Currently, extensions to veteran contracts allow the amended deal to total up to four years, including the current season. Is a six-year extension to an expiring contract here for five or six additional years? There’s a difference between how we conventionally describe those deals and how the CBA defines them, and it’s unclear which method the writers are using here.

Veterans with Bird Rights – by and large the type of player discussed here – can re-sign on a new contract for up to five years at any starting salary up to the max. But their extensions can last up to only three years with the salary in the first year of the extension capped at 107.5% his previous salary.

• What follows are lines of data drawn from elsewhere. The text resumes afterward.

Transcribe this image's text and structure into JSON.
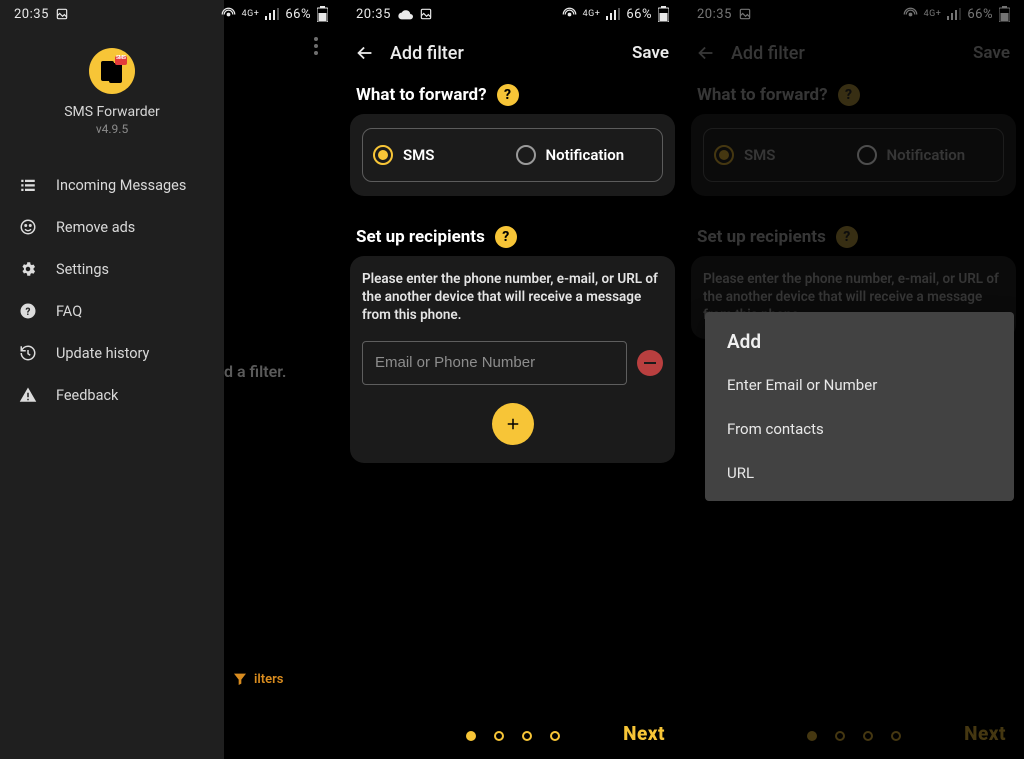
{
  "status": {
    "time": "20:35",
    "battery": "66%",
    "net": "4G+"
  },
  "drawer": {
    "app_name": "SMS Forwarder",
    "version": "v4.9.5",
    "items": [
      {
        "id": "incoming",
        "label": "Incoming Messages",
        "icon": "list-icon"
      },
      {
        "id": "remove_ads",
        "label": "Remove ads",
        "icon": "smile-icon"
      },
      {
        "id": "settings",
        "label": "Settings",
        "icon": "gear-icon"
      },
      {
        "id": "faq",
        "label": "FAQ",
        "icon": "help-icon"
      },
      {
        "id": "history",
        "label": "Update history",
        "icon": "history-icon"
      },
      {
        "id": "feedback",
        "label": "Feedback",
        "icon": "warning-icon"
      }
    ]
  },
  "behind": {
    "message": "d a filter.",
    "fab_label": "ilters"
  },
  "addfilter": {
    "title": "Add filter",
    "save": "Save",
    "section_what": "What to forward?",
    "opt_sms": "SMS",
    "opt_notif": "Notification",
    "section_recip": "Set up recipients",
    "recip_desc": "Please enter the phone number, e-mail, or URL of the another device that will receive a message from this phone.",
    "input_placeholder": "Email or Phone Number",
    "next": "Next"
  },
  "popup": {
    "title": "Add",
    "items": [
      "Enter Email or Number",
      "From contacts",
      "URL"
    ]
  }
}
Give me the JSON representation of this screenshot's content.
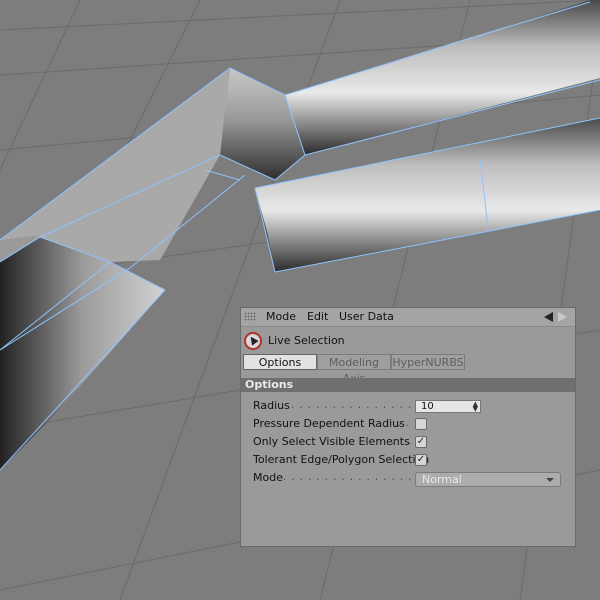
{
  "menubar": {
    "items": [
      "Mode",
      "Edit",
      "User Data"
    ]
  },
  "tool": {
    "name": "Live Selection",
    "icon": "live-selection-icon"
  },
  "tabs": [
    {
      "label": "Options",
      "active": true
    },
    {
      "label": "Modeling Axis",
      "active": false
    },
    {
      "label": "HyperNURBS",
      "active": false
    }
  ],
  "section": {
    "title": "Options"
  },
  "props": {
    "radius": {
      "label": "Radius",
      "value": "10"
    },
    "pressure": {
      "label": "Pressure Dependent Radius",
      "checked": false
    },
    "visible_only": {
      "label": "Only Select Visible Elements",
      "checked": true
    },
    "tolerant": {
      "label": "Tolerant Edge/Polygon Selection",
      "checked": true
    },
    "mode": {
      "label": "Mode",
      "value": "Normal"
    }
  },
  "colors": {
    "edge": "#8fc3ff",
    "panel": "#9a9a9a",
    "section": "#6f6f6f"
  }
}
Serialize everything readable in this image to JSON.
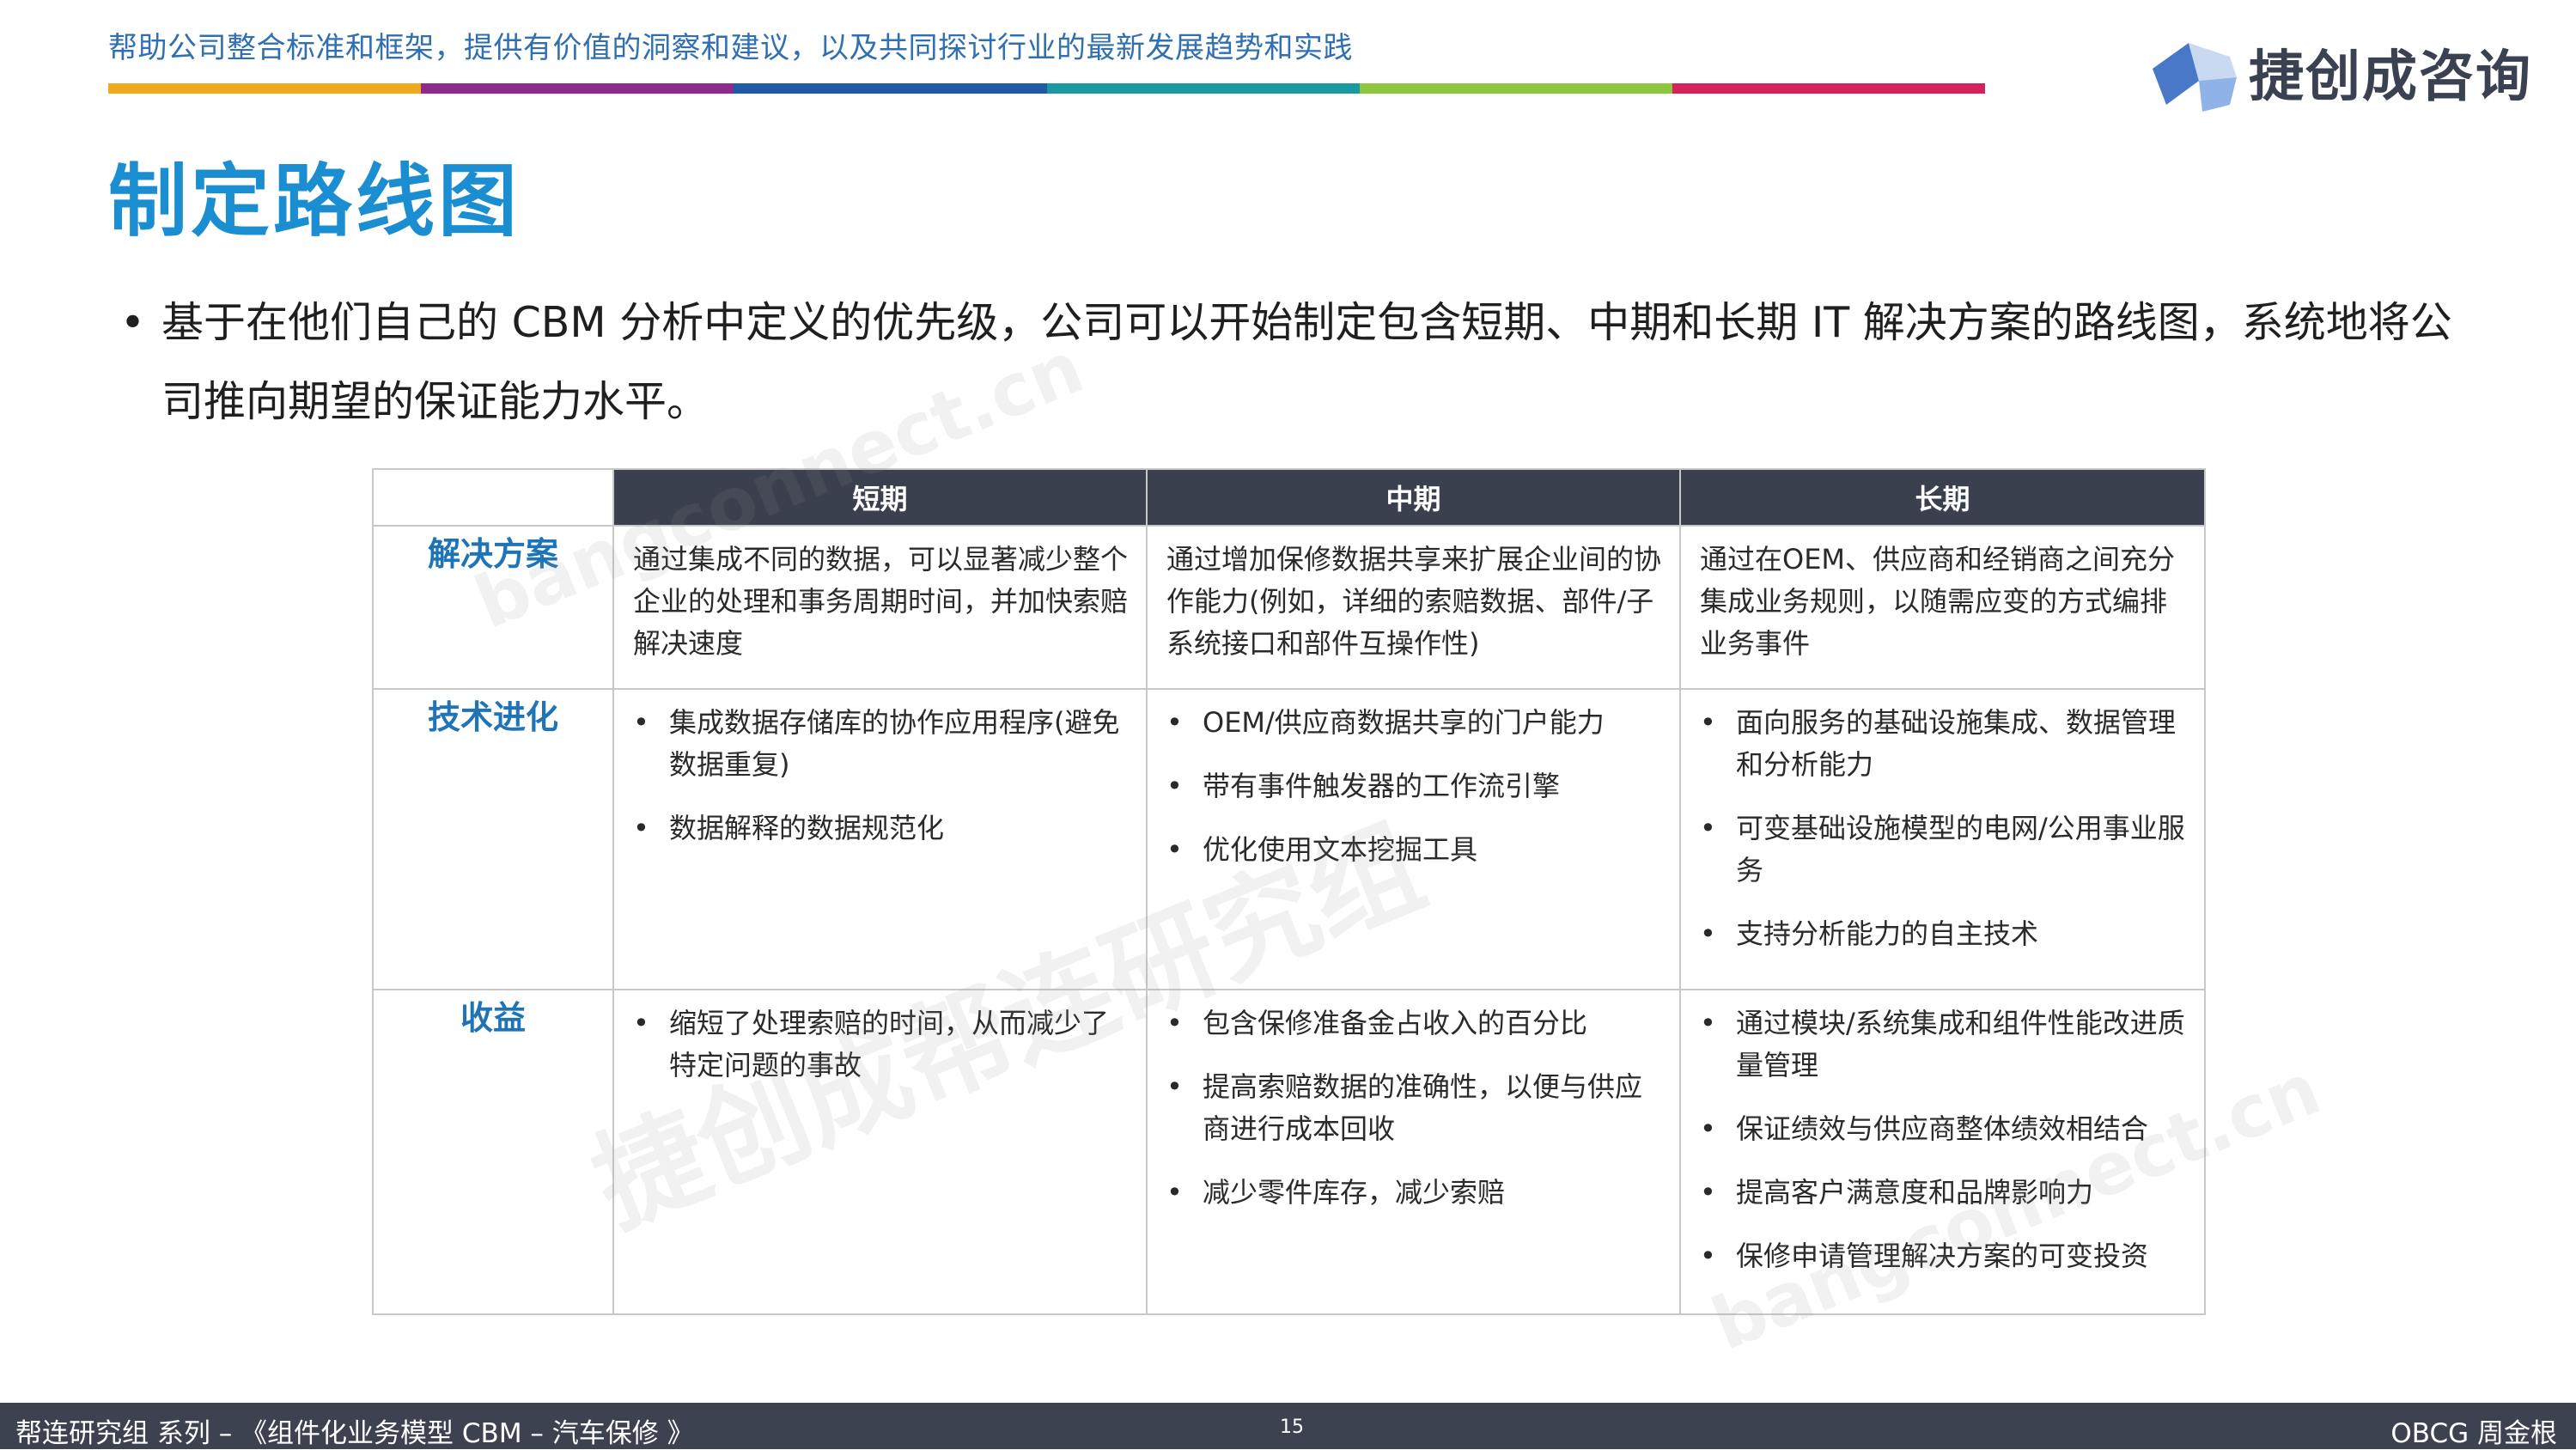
{
  "header": {
    "tagline": "帮助公司整合标准和框架，提供有价值的洞察和建议，以及共同探讨行业的最新发展趋势和实践",
    "band_colors": [
      "#f0a81e",
      "#8e2a8a",
      "#1f5aa6",
      "#1a9aa0",
      "#8dc63f",
      "#d6215c"
    ],
    "logo_text": "捷创成咨询",
    "logo_colors": [
      "#4a78c9",
      "#8fb3e8",
      "#c9d9f2"
    ]
  },
  "page_title": "制定路线图",
  "intro": {
    "bullet": "•",
    "text": "基于在他们自己的 CBM 分析中定义的优先级，公司可以开始制定包含短期、中期和长期 IT 解决方案的路线图，系统地将公司推向期望的保证能力水平。"
  },
  "table": {
    "columns": [
      "短期",
      "中期",
      "长期"
    ],
    "rows": [
      {
        "label": "解决方案",
        "cells": [
          {
            "text": "通过集成不同的数据，可以显著减少整个企业的处理和事务周期时间，并加快索赔解决速度"
          },
          {
            "text": "通过增加保修数据共享来扩展企业间的协作能力(例如，详细的索赔数据、部件/子系统接口和部件互操作性)"
          },
          {
            "text": "通过在OEM、供应商和经销商之间充分集成业务规则，以随需应变的方式编排业务事件"
          }
        ]
      },
      {
        "label": "技术进化",
        "cells": [
          {
            "items": [
              "集成数据存储库的协作应用程序(避免数据重复)",
              "数据解释的数据规范化"
            ]
          },
          {
            "items": [
              "OEM/供应商数据共享的门户能力",
              "带有事件触发器的工作流引擎",
              "优化使用文本挖掘工具"
            ]
          },
          {
            "items": [
              "面向服务的基础设施集成、数据管理和分析能力",
              "可变基础设施模型的电网/公用事业服务",
              "支持分析能力的自主技术"
            ]
          }
        ]
      },
      {
        "label": "收益",
        "cells": [
          {
            "items": [
              "缩短了处理索赔的时间，从而减少了特定问题的事故"
            ]
          },
          {
            "items": [
              "包含保修准备金占收入的百分比",
              "提高索赔数据的准确性，以便与供应商进行成本回收",
              "减少零件库存，减少索赔"
            ]
          },
          {
            "items": [
              "通过模块/系统集成和组件性能改进质量管理",
              "保证绩效与供应商整体绩效相结合",
              "提高客户满意度和品牌影响力",
              "保修申请管理解决方案的可变投资"
            ]
          }
        ]
      }
    ]
  },
  "watermarks": [
    "bangconnect.cn",
    "捷创成帮连研究组",
    "bangconnect.cn"
  ],
  "footer": {
    "left": "帮连研究组 系列 – 《组件化业务模型 CBM – 汽车保修 》",
    "page_number": "15",
    "right": "OBCG 周金根"
  }
}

Presumably, the new designated-player-extensions won’t increase potential compensation for players on such deals. It’ll merely allow the player to get in a extension what he could get in free agency after his contract expires.

This would mirror the currently allowed designated-player extensions for rookie-scale deals. Players can re-sign after a completed rookie-scale contract for up to five years, but a non-designated-player rookie-scale extension can add up to only four years.

So, we’ll see how large of an effect this has. These extended veterans would seemingly gain only security – not more favorable contract terms than they’d be eligible for in free agency. Some players value that security, but for clear max players, why not keep the flexibility of free agency? The fallback is re-signing for the same terms that designated-player extension would’ve offered anyway.

This rule might not grant much additional leverage for teams to retain the biggest stars, but it should help teams lock up the next tier of players.

Lakers’ Larry Nance Jr. submits Dunk of the Year candidate with jam on Brook Lopez (video)


You know it’s a good dunk when the opposing team’s bench freaks out.

Draymond Green doesn’t appear happy with new Collective Bargaining Agreement

OAKLAND, CA - OCTOBER 25:  Draymond Green #23 of the Golden State Warriors complains to official Pat Fraher #26 after Fraher called a technical foul on Green against the San Antonio Spurs during the third quarter in an NBA basketball game at ORACLE Arena on October 25, 2016 Oakland, California. NOTE TO USER: User expressly acknowledges and agrees that, by downloading and or using this photograph, User is consenting to the terms and conditions of the Getty Images License Agreement.  (Photo by Thearon W. Henderson/Getty Images)
Thearon W. Henderson/Getty Images

The NBA’s new Collective Bargaining Agreement must be ratified by owners and players, which I still see as barely more than a formality.

But that doesn’t mean approval will come unanimously.

With 30 governing owners and about 450 players, someone will object. Someone like Warriors forward Draymond Green?


Mandatory caveat: These vague tweets might not be about the CBA. But considering they came minutes after the CBA news broke, it’s tough to believe they’re not.

It’s also tough to see enough players agreeing with Green to block the agreement.